The ASSIST team will replace last year's Voluntary Partnership Assistance Team model, or VPAT, which was put in place two years ago.
The ASSIST model is more collegial than the VPAT model, Musgrove said. The VPAT team directed district administrators to look at issues, while the new model will help implement changes.
"We have analyzed ourselves to death," he said. "Now it's time to do it. This is the next step in the evolution of trying to get to the bottom of our achievement gap."
The lagging scores of students with disabilities is one of the last challenges facing Clark County in the NCLB program, which requires that a set percentage of students score proficient or higher on state-level testing in reading and math.
Each district must meet target goals for its students as a whole, as well as in racial and special needs subgroups. Performance requirements are mandated to increase gradually until the 2013-2014 school year, when 100 percent of students are expected to perform at a proficient level.
The district met 14 of 16 federally-mandated targets in 2008, missing the mark in the test scores of students with disabilities in reading and math.
In 2007, the district met 13 of 16 targets. The math scores of African-American students improved enough from 2007 to meet that target.
Musgrove said working with special needs students in regular education classrooms - among their peers - will be a priority for Clark County. Education and training for teachers about that process will also be crucial, he said.
The Board of Education approved the addition of two instructional specialists Tuesday, one each at Clark and Conkwright Middle schools, to aid in that regard.
Board member Minnie Spangler commended principals Pam Whitesides and Luke Wright for requesting the position, and she urged other principals to follow suit.
"This is our community's responsibility," she said.
So far the team has worked with George Rogers Clark High School on the rigor of exams, and Isaacs has surveyed teachers at Shearer Elementary about their school and what changes are needed.
Improving school climate will also be on Clark County's priority list, Musgrove said.
Musgrove said administrators met with Deputy Education Commissioner Elaine Farris this summer to review the work that had already been done with the VPAT. Based on that discussion, Department of Education staff members were chosen for the team.
"This team was specifically designed for the needs of Clark County," Musgrove said. "We have been blessed to receive the four-person team that we have been given.

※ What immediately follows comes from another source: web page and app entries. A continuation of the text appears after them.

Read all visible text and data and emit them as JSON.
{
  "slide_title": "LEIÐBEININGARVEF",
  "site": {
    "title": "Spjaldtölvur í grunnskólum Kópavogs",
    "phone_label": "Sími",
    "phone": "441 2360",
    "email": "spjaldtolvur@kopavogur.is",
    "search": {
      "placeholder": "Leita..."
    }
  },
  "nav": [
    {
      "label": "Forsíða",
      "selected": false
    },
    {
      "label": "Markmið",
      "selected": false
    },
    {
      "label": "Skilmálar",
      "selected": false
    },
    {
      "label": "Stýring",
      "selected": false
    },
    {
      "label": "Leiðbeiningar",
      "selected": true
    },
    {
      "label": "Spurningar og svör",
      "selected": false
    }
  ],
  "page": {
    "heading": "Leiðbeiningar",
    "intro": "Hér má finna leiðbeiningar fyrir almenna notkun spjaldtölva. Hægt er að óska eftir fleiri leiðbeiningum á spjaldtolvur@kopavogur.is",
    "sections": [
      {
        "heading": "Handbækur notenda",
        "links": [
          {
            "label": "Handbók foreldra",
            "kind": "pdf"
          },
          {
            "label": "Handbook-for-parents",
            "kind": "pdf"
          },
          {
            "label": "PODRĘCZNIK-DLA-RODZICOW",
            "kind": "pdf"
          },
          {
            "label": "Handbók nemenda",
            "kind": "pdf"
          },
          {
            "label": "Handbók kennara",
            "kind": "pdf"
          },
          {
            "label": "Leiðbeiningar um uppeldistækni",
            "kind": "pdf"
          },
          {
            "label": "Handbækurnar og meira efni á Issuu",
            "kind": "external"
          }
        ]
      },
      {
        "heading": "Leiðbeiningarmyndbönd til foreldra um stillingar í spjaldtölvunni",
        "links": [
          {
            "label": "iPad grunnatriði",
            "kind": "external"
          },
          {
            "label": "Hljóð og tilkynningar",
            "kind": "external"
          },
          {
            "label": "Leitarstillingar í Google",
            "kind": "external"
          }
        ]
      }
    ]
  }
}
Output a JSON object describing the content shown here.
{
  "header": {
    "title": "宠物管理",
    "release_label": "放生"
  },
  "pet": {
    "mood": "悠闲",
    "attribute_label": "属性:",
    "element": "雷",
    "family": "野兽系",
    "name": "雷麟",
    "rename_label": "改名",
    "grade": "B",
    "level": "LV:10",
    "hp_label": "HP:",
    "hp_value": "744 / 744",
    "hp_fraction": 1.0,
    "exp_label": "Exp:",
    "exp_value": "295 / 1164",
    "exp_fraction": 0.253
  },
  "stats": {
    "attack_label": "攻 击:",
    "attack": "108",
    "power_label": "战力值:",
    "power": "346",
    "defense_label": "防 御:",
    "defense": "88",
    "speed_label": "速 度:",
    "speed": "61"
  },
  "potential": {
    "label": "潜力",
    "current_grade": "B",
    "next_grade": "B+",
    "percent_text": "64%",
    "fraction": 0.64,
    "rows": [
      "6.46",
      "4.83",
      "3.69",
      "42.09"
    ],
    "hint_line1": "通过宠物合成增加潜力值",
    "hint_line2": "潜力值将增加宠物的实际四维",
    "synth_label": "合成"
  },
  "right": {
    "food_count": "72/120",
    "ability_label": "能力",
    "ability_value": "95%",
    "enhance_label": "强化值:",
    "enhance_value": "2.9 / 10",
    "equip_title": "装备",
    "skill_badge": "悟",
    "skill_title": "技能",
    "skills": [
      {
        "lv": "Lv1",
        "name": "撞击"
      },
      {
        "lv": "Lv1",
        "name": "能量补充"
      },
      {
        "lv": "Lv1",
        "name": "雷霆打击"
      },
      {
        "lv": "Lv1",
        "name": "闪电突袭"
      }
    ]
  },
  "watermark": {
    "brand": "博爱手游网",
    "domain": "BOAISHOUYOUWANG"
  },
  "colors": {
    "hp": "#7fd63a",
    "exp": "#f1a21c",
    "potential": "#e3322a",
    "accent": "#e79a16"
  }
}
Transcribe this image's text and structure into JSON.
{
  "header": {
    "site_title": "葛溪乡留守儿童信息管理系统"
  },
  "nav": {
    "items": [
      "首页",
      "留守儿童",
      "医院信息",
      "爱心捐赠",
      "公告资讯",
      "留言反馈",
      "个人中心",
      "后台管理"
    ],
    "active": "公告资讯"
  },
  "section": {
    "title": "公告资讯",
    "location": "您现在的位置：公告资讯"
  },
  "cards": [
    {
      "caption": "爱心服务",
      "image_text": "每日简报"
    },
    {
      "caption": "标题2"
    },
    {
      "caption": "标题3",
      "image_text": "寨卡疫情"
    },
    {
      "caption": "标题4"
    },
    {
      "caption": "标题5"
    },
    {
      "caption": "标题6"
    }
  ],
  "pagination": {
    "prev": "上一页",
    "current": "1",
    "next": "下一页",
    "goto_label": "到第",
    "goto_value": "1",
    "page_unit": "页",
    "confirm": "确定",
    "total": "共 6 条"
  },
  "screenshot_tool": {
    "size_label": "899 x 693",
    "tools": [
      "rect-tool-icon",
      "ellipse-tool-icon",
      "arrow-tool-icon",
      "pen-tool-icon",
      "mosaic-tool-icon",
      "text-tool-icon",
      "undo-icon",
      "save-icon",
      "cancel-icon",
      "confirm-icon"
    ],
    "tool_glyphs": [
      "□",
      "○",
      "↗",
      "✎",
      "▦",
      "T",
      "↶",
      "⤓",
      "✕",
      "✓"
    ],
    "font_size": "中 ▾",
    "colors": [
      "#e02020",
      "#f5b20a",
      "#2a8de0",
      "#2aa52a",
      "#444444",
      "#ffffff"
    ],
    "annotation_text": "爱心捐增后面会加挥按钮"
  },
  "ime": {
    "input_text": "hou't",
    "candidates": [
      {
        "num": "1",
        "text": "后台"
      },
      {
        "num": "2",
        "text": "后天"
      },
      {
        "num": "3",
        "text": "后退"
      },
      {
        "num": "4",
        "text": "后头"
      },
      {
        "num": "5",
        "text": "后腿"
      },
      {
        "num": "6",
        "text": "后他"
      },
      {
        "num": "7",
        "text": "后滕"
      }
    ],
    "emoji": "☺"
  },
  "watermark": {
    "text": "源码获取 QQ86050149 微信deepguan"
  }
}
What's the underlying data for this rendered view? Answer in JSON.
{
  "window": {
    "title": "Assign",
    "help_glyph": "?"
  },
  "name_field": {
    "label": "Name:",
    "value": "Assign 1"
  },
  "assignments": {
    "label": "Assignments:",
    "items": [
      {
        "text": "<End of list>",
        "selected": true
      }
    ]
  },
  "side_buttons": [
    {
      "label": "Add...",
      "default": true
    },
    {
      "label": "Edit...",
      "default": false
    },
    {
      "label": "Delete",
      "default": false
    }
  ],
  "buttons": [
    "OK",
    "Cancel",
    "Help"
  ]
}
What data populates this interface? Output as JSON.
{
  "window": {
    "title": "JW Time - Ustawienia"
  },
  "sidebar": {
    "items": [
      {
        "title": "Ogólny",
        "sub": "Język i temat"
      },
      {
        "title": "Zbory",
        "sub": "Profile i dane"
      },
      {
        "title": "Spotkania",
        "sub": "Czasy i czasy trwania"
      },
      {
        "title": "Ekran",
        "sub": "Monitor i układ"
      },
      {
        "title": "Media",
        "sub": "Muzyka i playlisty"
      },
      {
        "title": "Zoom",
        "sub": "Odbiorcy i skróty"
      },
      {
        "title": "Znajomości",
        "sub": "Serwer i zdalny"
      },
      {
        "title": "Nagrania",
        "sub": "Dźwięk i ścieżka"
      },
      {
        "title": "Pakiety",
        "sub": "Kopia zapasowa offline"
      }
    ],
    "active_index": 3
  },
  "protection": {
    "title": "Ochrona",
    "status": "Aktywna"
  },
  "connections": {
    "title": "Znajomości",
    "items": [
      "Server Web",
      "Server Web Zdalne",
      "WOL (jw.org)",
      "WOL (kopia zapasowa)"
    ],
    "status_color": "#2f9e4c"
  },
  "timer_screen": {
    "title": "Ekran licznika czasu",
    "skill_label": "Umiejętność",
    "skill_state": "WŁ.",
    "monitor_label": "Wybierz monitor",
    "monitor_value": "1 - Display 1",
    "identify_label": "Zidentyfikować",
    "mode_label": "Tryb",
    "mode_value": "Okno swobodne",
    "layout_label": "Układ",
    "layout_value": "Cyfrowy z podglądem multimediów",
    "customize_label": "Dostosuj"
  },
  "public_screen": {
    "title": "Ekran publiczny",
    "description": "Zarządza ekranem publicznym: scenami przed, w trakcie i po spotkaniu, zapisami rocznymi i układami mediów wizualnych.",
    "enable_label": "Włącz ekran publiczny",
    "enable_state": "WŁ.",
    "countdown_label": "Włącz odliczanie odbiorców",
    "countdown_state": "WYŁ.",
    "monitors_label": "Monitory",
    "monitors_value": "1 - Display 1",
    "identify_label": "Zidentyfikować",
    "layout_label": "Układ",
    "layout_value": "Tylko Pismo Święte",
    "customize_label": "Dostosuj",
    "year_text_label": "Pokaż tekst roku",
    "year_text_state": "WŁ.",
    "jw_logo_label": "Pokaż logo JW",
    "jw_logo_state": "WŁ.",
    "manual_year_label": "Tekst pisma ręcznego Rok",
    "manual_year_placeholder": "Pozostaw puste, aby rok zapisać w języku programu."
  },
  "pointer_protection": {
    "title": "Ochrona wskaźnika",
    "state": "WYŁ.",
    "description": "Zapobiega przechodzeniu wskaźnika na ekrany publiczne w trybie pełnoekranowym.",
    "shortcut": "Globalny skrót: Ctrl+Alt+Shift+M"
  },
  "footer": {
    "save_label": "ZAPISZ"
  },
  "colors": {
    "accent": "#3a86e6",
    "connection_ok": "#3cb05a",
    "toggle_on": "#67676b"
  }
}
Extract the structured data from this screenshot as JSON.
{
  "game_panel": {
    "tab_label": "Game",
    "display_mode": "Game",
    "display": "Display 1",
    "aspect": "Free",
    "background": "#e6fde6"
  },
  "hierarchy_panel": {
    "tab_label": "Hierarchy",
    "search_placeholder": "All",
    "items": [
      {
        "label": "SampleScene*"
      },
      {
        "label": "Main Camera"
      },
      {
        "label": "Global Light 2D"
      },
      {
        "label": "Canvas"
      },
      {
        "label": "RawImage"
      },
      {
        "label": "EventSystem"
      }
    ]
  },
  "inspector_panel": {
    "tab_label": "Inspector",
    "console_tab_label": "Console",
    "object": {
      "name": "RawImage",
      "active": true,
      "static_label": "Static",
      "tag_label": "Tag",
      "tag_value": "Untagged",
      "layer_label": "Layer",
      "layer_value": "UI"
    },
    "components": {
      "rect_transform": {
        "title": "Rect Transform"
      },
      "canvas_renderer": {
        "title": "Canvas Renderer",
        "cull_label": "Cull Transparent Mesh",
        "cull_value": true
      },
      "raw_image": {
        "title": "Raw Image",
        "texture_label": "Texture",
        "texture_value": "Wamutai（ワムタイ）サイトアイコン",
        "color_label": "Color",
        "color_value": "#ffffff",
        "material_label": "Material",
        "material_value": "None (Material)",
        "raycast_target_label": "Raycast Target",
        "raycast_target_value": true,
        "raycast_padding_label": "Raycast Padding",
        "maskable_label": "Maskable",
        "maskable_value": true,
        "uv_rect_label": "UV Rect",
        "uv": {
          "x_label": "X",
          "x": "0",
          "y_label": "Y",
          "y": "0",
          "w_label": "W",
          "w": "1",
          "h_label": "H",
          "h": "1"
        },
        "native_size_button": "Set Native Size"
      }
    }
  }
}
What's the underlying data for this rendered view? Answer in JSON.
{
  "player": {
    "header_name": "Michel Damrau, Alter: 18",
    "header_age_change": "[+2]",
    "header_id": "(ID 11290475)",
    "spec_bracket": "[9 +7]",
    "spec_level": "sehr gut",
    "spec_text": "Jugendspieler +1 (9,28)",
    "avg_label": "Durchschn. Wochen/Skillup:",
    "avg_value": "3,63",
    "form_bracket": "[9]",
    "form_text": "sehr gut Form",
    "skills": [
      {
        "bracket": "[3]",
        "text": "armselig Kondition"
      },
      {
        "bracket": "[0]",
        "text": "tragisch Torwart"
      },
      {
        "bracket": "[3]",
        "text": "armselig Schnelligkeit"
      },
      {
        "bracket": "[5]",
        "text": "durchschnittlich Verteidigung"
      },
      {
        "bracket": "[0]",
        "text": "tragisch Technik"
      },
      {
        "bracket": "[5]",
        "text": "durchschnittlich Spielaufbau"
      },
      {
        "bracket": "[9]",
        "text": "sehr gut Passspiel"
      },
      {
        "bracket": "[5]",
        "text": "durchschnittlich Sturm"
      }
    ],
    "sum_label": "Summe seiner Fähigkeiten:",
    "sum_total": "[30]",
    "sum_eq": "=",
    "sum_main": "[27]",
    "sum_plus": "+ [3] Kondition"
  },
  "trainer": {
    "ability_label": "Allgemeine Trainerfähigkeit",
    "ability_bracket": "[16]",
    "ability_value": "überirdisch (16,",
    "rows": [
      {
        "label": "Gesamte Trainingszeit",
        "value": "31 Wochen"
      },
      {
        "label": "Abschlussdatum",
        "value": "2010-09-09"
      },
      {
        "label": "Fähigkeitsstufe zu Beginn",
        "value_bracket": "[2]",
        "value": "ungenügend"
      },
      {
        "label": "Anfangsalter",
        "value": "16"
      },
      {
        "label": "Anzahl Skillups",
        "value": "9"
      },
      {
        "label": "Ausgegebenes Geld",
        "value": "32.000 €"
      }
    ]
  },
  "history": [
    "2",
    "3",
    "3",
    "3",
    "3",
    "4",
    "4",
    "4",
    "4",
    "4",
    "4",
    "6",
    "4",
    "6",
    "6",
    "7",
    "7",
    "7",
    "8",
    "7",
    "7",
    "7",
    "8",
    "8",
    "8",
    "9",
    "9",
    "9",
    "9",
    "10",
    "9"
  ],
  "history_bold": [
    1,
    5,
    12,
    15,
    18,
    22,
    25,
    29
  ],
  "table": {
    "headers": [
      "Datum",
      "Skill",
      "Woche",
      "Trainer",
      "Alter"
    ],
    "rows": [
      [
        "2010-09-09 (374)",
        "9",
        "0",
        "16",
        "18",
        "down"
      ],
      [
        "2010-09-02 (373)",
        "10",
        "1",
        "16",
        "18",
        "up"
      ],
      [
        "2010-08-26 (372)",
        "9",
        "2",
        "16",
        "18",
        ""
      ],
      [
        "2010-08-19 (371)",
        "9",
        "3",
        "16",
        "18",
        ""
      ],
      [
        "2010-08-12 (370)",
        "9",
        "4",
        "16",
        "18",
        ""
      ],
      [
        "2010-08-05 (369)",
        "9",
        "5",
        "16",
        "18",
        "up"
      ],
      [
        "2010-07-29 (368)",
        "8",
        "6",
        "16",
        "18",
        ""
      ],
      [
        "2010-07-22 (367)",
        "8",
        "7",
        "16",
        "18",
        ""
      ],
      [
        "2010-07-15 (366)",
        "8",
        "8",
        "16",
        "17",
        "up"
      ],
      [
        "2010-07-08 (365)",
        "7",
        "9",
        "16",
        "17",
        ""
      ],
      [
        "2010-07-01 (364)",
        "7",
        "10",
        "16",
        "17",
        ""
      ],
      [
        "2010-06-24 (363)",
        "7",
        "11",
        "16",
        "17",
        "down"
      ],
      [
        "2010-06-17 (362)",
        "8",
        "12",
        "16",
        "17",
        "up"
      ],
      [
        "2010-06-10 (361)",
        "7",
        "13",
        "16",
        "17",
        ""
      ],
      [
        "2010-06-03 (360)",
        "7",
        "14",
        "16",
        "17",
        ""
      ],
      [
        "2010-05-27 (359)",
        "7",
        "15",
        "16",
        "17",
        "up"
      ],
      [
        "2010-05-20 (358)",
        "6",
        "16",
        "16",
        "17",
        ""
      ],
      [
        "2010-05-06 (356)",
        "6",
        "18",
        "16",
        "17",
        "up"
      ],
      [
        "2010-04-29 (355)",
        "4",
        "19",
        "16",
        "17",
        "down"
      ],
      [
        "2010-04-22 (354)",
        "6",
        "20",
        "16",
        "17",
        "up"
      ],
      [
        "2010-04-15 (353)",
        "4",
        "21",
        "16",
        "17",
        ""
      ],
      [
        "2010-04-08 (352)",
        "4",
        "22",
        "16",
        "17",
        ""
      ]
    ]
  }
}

They are the exact prescription to move us beyond where we've been for the last two years."
Assistant Superintendent Pat Rosenthal also presented results Tuesday from elementary school testing done in August and September, which administrators hope will predict the results of CATS testing next spring.
Across the district, 76.1 percent of third-graders scored proficient or higher in reading, and 79.2 percent in math; 74.1 percent of fourth-graders scored proficient or higher in reading, and 64.1 percent in math; and 76.2 percent of fifth-graders scored proficient or higher in reading, and 77.6 percent in math.
Tier 3 districts are also required to notify parents of the test results and revise the district improvement plan.
A preliminary copy of the plan is posted on the Clark County Public Schools Web site, and it will come before the Board of Education for review next month.
The Board of Education will meet again Dec. 16 in regular session, and has tentatively scheduled a special meeting Dec. 1 for the yearly superintendent evaluation and a disciplinary hearing.
Contact Katheran Wasson at email@example.com.